*** Begin section ***
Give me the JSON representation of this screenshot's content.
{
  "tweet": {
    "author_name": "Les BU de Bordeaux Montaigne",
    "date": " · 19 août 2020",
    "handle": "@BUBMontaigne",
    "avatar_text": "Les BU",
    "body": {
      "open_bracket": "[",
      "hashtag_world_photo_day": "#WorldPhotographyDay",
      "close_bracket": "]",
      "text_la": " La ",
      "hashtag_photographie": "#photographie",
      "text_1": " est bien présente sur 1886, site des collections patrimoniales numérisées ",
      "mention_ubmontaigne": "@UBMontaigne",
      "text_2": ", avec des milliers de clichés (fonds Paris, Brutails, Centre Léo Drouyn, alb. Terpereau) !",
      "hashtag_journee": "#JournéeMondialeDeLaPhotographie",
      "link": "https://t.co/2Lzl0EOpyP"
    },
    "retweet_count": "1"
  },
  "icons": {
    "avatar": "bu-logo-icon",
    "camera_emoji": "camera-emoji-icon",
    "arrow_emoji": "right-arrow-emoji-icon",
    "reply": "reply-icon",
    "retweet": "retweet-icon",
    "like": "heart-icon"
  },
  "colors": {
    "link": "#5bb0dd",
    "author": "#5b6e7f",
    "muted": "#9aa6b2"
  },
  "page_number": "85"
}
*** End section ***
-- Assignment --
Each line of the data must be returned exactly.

-- Solution to the exercise --
Give me the JSON representation of this screenshot's content.
{
  "tweet": {
    "author_name": "Les BU de Bordeaux Montaigne",
    "date": " · 19 août 2020",
    "handle": "@BUBMontaigne",
    "avatar_text": "Les BU",
    "body": {
      "open_bracket": "[",
      "hashtag_world_photo_day": "#WorldPhotographyDay",
      "close_bracket": "]",
      "text_la": " La ",
      "hashtag_photographie": "#photographie",
      "text_1": " est bien présente sur 1886, site des collections patrimoniales numérisées ",
      "mention_ubmontaigne": "@UBMontaigne",
      "text_2": ", avec des milliers de clichés (fonds Paris, Brutails, Centre Léo Drouyn, alb. Terpereau) !",
      "hashtag_journee": "#JournéeMondialeDeLaPhotographie",
      "link": "https://t.co/2Lzl0EOpyP"
    },
    "retweet_count": "1"
  },
  "icons": {
    "avatar": "bu-logo-icon",
    "camera_emoji": "camera-emoji-icon",
    "arrow_emoji": "right-arrow-emoji-icon",
    "reply": "reply-icon",
    "retweet": "retweet-icon",
    "like": "heart-icon"
  },
  "colors": {
    "link": "#5bb0dd",
    "author": "#5b6e7f",
    "muted": "#9aa6b2"
  },
  "page_number": "85"
}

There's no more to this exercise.